mHealth apps lack behavior-change techniques

mHealth apps lack behavior-change techniques

According to a team of Penn State researchers, most mHealth apps don’t use behavior change techniques in their marketing materials. The team has also found that two types of physical-activity apps are available on the market, those that focus on educating users on how to perform different exercises and those that focus on supporting users’ motivation for physical activity.

The researchers looked at top-ranked health and fitness apps as of August 28, 2013, on the two major online marketplaces – Apple iTunes and Google Play. Next, they located descriptions of each app online, reviewed the descriptions and had them coded by two trained coders using the Coventry, Aberdeen and London-Refined taxonomy, which are common behavior-change techniques used in interventions developed to give people a structure for comparing what is in one intervention versus another.
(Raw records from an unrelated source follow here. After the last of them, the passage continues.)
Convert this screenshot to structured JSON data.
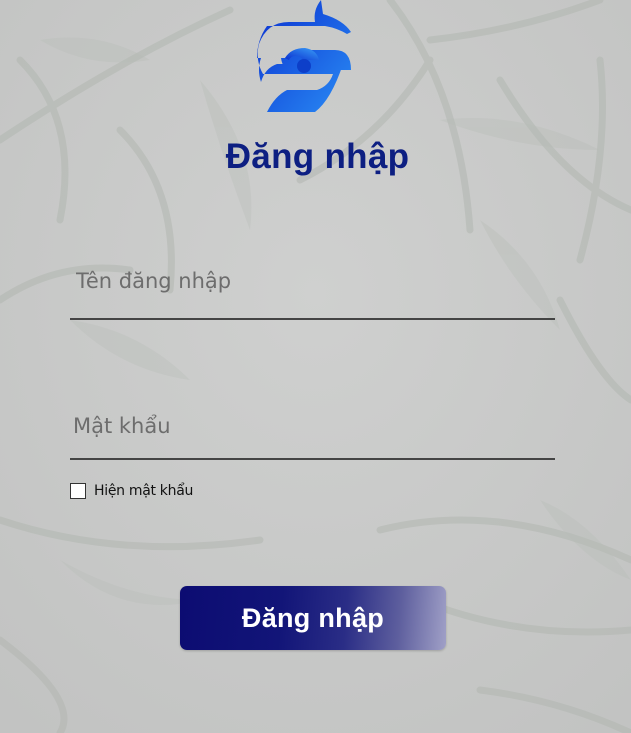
{
  "title": "Đăng nhập",
  "username": {
    "value": "",
    "placeholder": "Tên đăng nhập"
  },
  "password": {
    "value": "",
    "placeholder": "Mật khẩu"
  },
  "show_password": {
    "label": "Hiện mật khẩu",
    "checked": false
  },
  "login_button": {
    "label": "Đăng nhập"
  },
  "logo": {
    "icon": "company-logo-icon",
    "colors": [
      "#0a3fd6",
      "#1e88f0"
    ]
  },
  "colors": {
    "title": "#0d1f82",
    "button_start": "#0c0c72",
    "button_end": "#a0a0c7",
    "background": "#c9cac9"
  }
}
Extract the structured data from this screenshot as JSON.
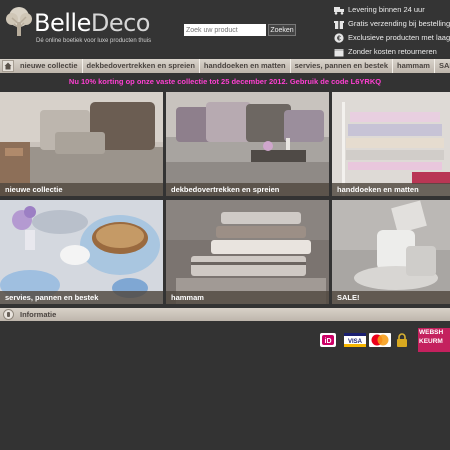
{
  "brand": {
    "name_part1": "Belle",
    "name_part2": "Deco",
    "tagline": "Dé online boetiek voor luxe producten thuis"
  },
  "search": {
    "placeholder": "Zoek uw product",
    "button_label": "Zoeken"
  },
  "usps": [
    {
      "icon": "truck-icon",
      "text": "Levering binnen 24 uur"
    },
    {
      "icon": "gift-icon",
      "text": "Gratis verzending bij bestellingen v"
    },
    {
      "icon": "euro-icon",
      "text": "Exclusieve producten met laagste p"
    },
    {
      "icon": "box-icon",
      "text": "Zonder kosten retourneren"
    }
  ],
  "nav": {
    "home_icon": "home-icon",
    "items": [
      "nieuwe collectie",
      "dekbedovertrekken en spreien",
      "handdoeken en matten",
      "servies, pannen en bestek",
      "hammam",
      "SALE!"
    ]
  },
  "promo": {
    "text": "Nu 10% korting op onze vaste collectie tot 25 december 2012. Gebruik de code L6YRKQ",
    "color": "#ff3fd2"
  },
  "tiles": [
    {
      "label": "nieuwe collectie"
    },
    {
      "label": "dekbedovertrekken en spreien"
    },
    {
      "label": "handdoeken en matten"
    },
    {
      "label": "servies, pannen en bestek"
    },
    {
      "label": "hammam"
    },
    {
      "label": "SALE!"
    }
  ],
  "info": {
    "title": "Informatie"
  },
  "payment": {
    "logos": [
      "ideal-logo",
      "visa-logo",
      "mastercard-logo",
      "lock-icon"
    ],
    "ideal_text": "iD",
    "visa_text": "VISA",
    "keurmerk_line1": "WEBSH",
    "keurmerk_line2": "KEURM"
  }
}
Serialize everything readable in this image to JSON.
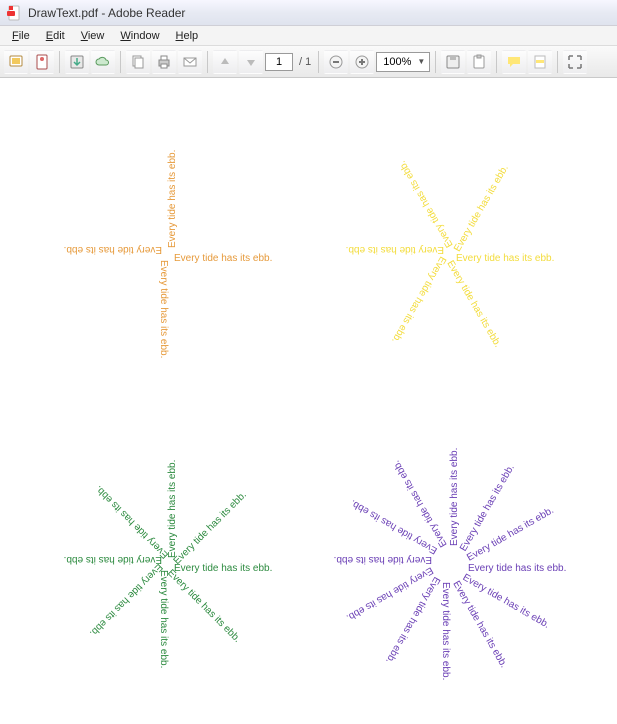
{
  "window": {
    "title": "DrawText.pdf - Adobe Reader"
  },
  "menu": {
    "file": "File",
    "edit": "Edit",
    "view": "View",
    "window": "Window",
    "help": "Help"
  },
  "toolbar": {
    "page_current": "1",
    "page_total": "/ 1",
    "zoom": "100%"
  },
  "document": {
    "text": "Every tide has its ebb.",
    "patterns": [
      {
        "id": "p1",
        "color": "c-orange",
        "rays": 4,
        "offset_deg": 0,
        "color_hex": "#e69a3b"
      },
      {
        "id": "p2",
        "color": "c-yellow",
        "rays": 6,
        "offset_deg": 0,
        "color_hex": "#f3dc3c"
      },
      {
        "id": "p3",
        "color": "c-green",
        "rays": 8,
        "offset_deg": 0,
        "color_hex": "#2c8a3f"
      },
      {
        "id": "p4",
        "color": "c-purple",
        "rays": 12,
        "offset_deg": 0,
        "color_hex": "#6a3fb5"
      }
    ]
  }
}
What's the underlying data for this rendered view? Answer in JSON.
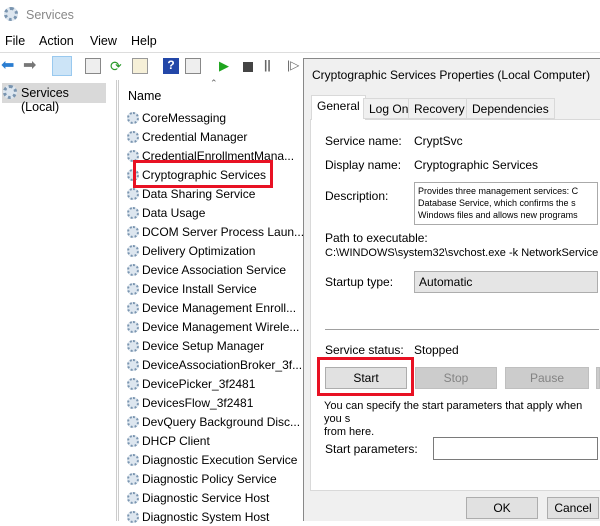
{
  "window": {
    "title": "Services"
  },
  "menu": [
    "File",
    "Action",
    "View",
    "Help"
  ],
  "tree": {
    "root": "Services (Local)"
  },
  "list": {
    "column": "Name",
    "items": [
      "CoreMessaging",
      "Credential Manager",
      "CredentialEnrollmentMana...",
      "Cryptographic Services",
      "Data Sharing Service",
      "Data Usage",
      "DCOM Server Process Laun...",
      "Delivery Optimization",
      "Device Association Service",
      "Device Install Service",
      "Device Management Enroll...",
      "Device Management Wirele...",
      "Device Setup Manager",
      "DeviceAssociationBroker_3f...",
      "DevicePicker_3f2481",
      "DevicesFlow_3f2481",
      "DevQuery Background Disc...",
      "DHCP Client",
      "Diagnostic Execution Service",
      "Diagnostic Policy Service",
      "Diagnostic Service Host",
      "Diagnostic System Host"
    ],
    "highlighted": "Cryptographic Services"
  },
  "dialog": {
    "title": "Cryptographic Services Properties (Local Computer)",
    "tabs": [
      "General",
      "Log On",
      "Recovery",
      "Dependencies"
    ],
    "service_name_label": "Service name:",
    "service_name": "CryptSvc",
    "display_name_label": "Display name:",
    "display_name": "Cryptographic Services",
    "description_label": "Description:",
    "description_lines": [
      "Provides three management services: C",
      "Database Service, which confirms the s",
      "Windows files and allows new programs"
    ],
    "path_label": "Path to executable:",
    "path": "C:\\WINDOWS\\system32\\svchost.exe -k NetworkService",
    "startup_label": "Startup type:",
    "startup_value": "Automatic",
    "status_label": "Service status:",
    "status_value": "Stopped",
    "buttons": {
      "start": "Start",
      "stop": "Stop",
      "pause": "Pause",
      "ok": "OK",
      "cancel": "Cancel"
    },
    "hint_lines": [
      "You can specify the start parameters that apply when you s",
      "from here."
    ],
    "params_label": "Start parameters:",
    "params_value": ""
  },
  "colors": {
    "highlight": "#e81123",
    "play": "#1fa51f"
  }
}
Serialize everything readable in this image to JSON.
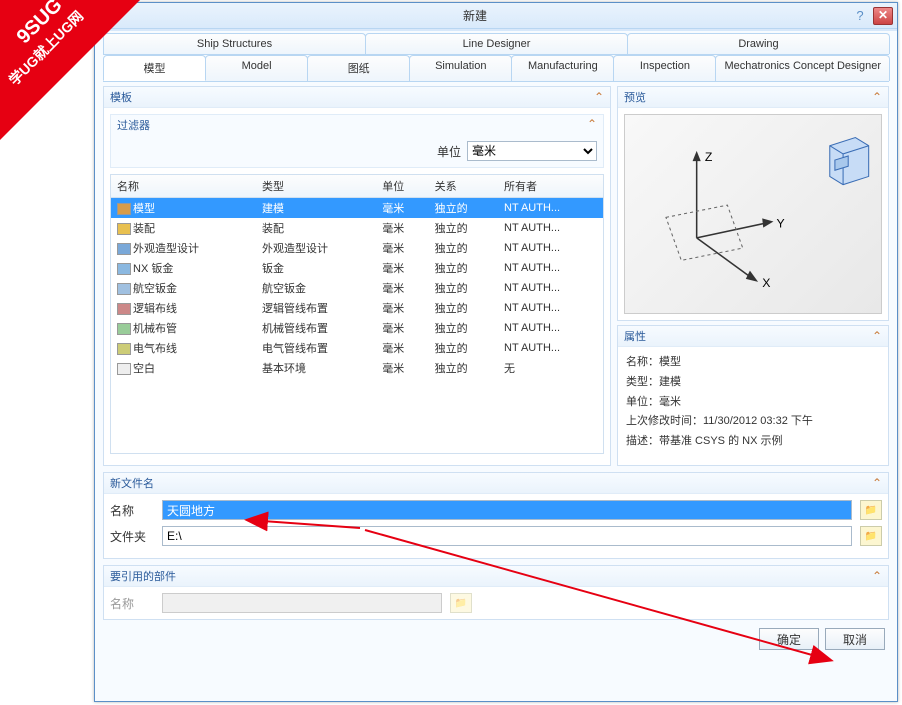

Most of the descriptions of the apps researchers have examined incorporated fewer than four behavior change techniques. The most common techniques involved providing instruction on how to perform exercises, feedback on performance, goal-setting assistance and planning social support or change. They reported their results today (May 6) in the American Journal of Preventive Medicine.

“Our results suggest that there are far fewer behavior-change techniques described in apps than in interventions, which are delivered in-person to help people increase their physical activity,” said David Conroy, professor of kinesiology. “However, this does not necessarily mean that apps are less effective, because it is possible that a number of techniques included in the in-person intervention packages are inert. We suggest that users should consider their needs carefully when selecting a physical-activity app.”

The team is completing a detailed inspection of apps to see if developers incorporated techniques that were not described in their marketing materials. The researchers also are collaborating to evaluate ways of making mobile interventions more effective by integrating advances from engineering and psychology to optimize these interventions.